┏━━

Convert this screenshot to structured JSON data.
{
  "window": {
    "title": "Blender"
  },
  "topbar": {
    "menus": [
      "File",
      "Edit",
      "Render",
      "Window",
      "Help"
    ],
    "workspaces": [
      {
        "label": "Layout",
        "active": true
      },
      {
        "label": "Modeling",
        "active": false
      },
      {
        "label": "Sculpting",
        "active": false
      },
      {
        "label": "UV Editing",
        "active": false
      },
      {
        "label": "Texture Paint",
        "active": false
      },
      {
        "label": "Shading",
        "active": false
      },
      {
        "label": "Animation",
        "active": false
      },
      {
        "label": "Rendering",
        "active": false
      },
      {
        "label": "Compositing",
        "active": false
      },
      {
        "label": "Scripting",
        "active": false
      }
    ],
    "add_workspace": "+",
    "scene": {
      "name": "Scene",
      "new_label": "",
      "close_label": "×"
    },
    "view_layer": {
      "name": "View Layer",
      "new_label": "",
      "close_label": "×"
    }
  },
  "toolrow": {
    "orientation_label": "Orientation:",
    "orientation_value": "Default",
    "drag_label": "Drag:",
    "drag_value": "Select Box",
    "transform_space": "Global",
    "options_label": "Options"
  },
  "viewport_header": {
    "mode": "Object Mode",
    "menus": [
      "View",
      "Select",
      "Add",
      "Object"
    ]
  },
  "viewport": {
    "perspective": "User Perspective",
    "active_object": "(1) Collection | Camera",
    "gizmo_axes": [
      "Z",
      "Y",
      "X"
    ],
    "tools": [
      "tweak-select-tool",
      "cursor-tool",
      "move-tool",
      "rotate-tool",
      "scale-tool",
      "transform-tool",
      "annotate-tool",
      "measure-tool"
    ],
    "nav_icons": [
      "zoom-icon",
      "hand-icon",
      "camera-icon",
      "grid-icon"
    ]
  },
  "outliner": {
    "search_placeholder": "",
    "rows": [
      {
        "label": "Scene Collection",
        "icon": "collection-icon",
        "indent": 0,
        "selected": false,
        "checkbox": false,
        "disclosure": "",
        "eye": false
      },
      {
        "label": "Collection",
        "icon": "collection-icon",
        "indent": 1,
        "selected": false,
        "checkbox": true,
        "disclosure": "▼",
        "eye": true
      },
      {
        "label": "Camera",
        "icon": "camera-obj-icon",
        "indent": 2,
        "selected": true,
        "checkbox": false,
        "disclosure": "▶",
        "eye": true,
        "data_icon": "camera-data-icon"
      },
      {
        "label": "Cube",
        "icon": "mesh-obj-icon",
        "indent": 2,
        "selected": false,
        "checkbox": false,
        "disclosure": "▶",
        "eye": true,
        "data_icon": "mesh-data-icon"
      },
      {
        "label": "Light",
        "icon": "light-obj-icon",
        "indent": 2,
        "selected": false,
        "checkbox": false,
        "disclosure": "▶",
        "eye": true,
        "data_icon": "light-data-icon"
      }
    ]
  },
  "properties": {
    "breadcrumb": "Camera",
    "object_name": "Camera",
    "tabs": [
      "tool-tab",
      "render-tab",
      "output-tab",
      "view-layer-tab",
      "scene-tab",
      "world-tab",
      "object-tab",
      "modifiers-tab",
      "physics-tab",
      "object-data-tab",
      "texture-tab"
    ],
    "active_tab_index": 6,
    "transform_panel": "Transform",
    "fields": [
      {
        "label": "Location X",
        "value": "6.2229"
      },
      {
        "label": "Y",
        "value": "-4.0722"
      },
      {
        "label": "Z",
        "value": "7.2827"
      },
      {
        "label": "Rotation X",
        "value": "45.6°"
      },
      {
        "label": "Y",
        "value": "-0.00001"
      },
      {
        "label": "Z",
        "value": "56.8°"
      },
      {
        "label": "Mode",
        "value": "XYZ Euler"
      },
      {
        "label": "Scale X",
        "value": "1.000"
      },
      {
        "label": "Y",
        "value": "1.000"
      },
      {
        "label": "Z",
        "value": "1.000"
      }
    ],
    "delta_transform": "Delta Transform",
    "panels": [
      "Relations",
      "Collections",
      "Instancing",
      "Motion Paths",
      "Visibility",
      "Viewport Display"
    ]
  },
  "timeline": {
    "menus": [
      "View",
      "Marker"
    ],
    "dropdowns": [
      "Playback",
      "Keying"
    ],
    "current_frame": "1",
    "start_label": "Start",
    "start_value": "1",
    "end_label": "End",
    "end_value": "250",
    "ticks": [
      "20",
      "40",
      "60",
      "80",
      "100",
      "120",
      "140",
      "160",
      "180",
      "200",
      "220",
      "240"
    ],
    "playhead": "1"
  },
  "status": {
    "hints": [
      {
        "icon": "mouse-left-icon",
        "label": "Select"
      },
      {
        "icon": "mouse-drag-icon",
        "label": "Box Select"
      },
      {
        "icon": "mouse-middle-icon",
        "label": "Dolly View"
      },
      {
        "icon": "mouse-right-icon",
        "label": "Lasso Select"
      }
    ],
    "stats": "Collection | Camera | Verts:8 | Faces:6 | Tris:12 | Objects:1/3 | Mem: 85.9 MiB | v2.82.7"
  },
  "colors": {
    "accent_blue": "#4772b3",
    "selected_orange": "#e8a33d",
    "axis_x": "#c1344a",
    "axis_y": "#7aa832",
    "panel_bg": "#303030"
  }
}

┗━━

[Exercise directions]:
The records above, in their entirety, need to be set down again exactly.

[Task answer]:
Convert this screenshot to structured JSON data.
{
  "window": {
    "title": "Blender"
  },
  "topbar": {
    "menus": [
      "File",
      "Edit",
      "Render",
      "Window",
      "Help"
    ],
    "workspaces": [
      {
        "label": "Layout",
        "active": true
      },
      {
        "label": "Modeling",
        "active": false
      },
      {
        "label": "Sculpting",
        "active": false
      },
      {
        "label": "UV Editing",
        "active": false
      },
      {
        "label": "Texture Paint",
        "active": false
      },
      {
        "label": "Shading",
        "active": false
      },
      {
        "label": "Animation",
        "active": false
      },
      {
        "label": "Rendering",
        "active": false
      },
      {
        "label": "Compositing",
        "active": false
      },
      {
        "label": "Scripting",
        "active": false
      }
    ],
    "add_workspace": "+",
    "scene": {
      "name": "Scene",
      "new_label": "",
      "close_label": "×"
    },
    "view_layer": {
      "name": "View Layer",
      "new_label": "",
      "close_label": "×"
    }
  },
  "toolrow": {
    "orientation_label": "Orientation:",
    "orientation_value": "Default",
    "drag_label": "Drag:",
    "drag_value": "Select Box",
    "transform_space": "Global",
    "options_label": "Options"
  },
  "viewport_header": {
    "mode": "Object Mode",
    "menus": [
      "View",
      "Select",
      "Add",
      "Object"
    ]
  },
  "viewport": {
    "perspective": "User Perspective",
    "active_object": "(1) Collection | Camera",
    "gizmo_axes": [
      "Z",
      "Y",
      "X"
    ],
    "tools": [
      "tweak-select-tool",
      "cursor-tool",
      "move-tool",
      "rotate-tool",
      "scale-tool",
      "transform-tool",
      "annotate-tool",
      "measure-tool"
    ],
    "nav_icons": [
      "zoom-icon",
      "hand-icon",
      "camera-icon",
      "grid-icon"
    ]
  },
  "outliner": {
    "search_placeholder": "",
    "rows": [
      {
        "label": "Scene Collection",
        "icon": "collection-icon",
        "indent": 0,
        "selected": false,
        "checkbox": false,
        "disclosure": "",
        "eye": false
      },
      {
        "label": "Collection",
        "icon": "collection-icon",
        "indent": 1,
        "selected": false,
        "checkbox": true,
        "disclosure": "▼",
        "eye": true
      },
      {
        "label": "Camera",
        "icon": "camera-obj-icon",
        "indent": 2,
        "selected": true,
        "checkbox": false,
        "disclosure": "▶",
        "eye": true,
        "data_icon": "camera-data-icon"
      },
      {
        "label": "Cube",
        "icon": "mesh-obj-icon",
        "indent": 2,
        "selected": false,
        "checkbox": false,
        "disclosure": "▶",
        "eye": true,
        "data_icon": "mesh-data-icon"
      },
      {
        "label": "Light",
        "icon": "light-obj-icon",
        "indent": 2,
        "selected": false,
        "checkbox": false,
        "disclosure": "▶",
        "eye": true,
        "data_icon": "light-data-icon"
      }
    ]
  },
  "properties": {
    "breadcrumb": "Camera",
    "object_name": "Camera",
    "tabs": [
      "tool-tab",
      "render-tab",
      "output-tab",
      "view-layer-tab",
      "scene-tab",
      "world-tab",
      "object-tab",
      "modifiers-tab",
      "physics-tab",
      "object-data-tab",
      "texture-tab"
    ],
    "active_tab_index": 6,
    "transform_panel": "Transform",
    "fields": [
      {
        "label": "Location X",
        "value": "6.2229"
      },
      {
        "label": "Y",
        "value": "-4.0722"
      },
      {
        "label": "Z",
        "value": "7.2827"
      },
      {
        "label": "Rotation X",
        "value": "45.6°"
      },
      {
        "label": "Y",
        "value": "-0.00001"
      },
      {
        "label": "Z",
        "value": "56.8°"
      },
      {
        "label": "Mode",
        "value": "XYZ Euler"
      },
      {
        "label": "Scale X",
        "value": "1.000"
      },
      {
        "label": "Y",
        "value": "1.000"
      },
      {
        "label": "Z",
        "value": "1.000"
      }
    ],
    "delta_transform": "Delta Transform",
    "panels": [
      "Relations",
      "Collections",
      "Instancing",
      "Motion Paths",
      "Visibility",
      "Viewport Display"
    ]
  },
  "timeline": {
    "menus": [
      "View",
      "Marker"
    ],
    "dropdowns": [
      "Playback",
      "Keying"
    ],
    "current_frame": "1",
    "start_label": "Start",
    "start_value": "1",
    "end_label": "End",
    "end_value": "250",
    "ticks": [
      "20",
      "40",
      "60",
      "80",
      "100",
      "120",
      "140",
      "160",
      "180",
      "200",
      "220",
      "240"
    ],
    "playhead": "1"
  },
  "status": {
    "hints": [
      {
        "icon": "mouse-left-icon",
        "label": "Select"
      },
      {
        "icon": "mouse-drag-icon",
        "label": "Box Select"
      },
      {
        "icon": "mouse-middle-icon",
        "label": "Dolly View"
      },
      {
        "icon": "mouse-right-icon",
        "label": "Lasso Select"
      }
    ],
    "stats": "Collection | Camera | Verts:8 | Faces:6 | Tris:12 | Objects:1/3 | Mem: 85.9 MiB | v2.82.7"
  },
  "colors": {
    "accent_blue": "#4772b3",
    "selected_orange": "#e8a33d",
    "axis_x": "#c1344a",
    "axis_y": "#7aa832",
    "panel_bg": "#303030"
  }
}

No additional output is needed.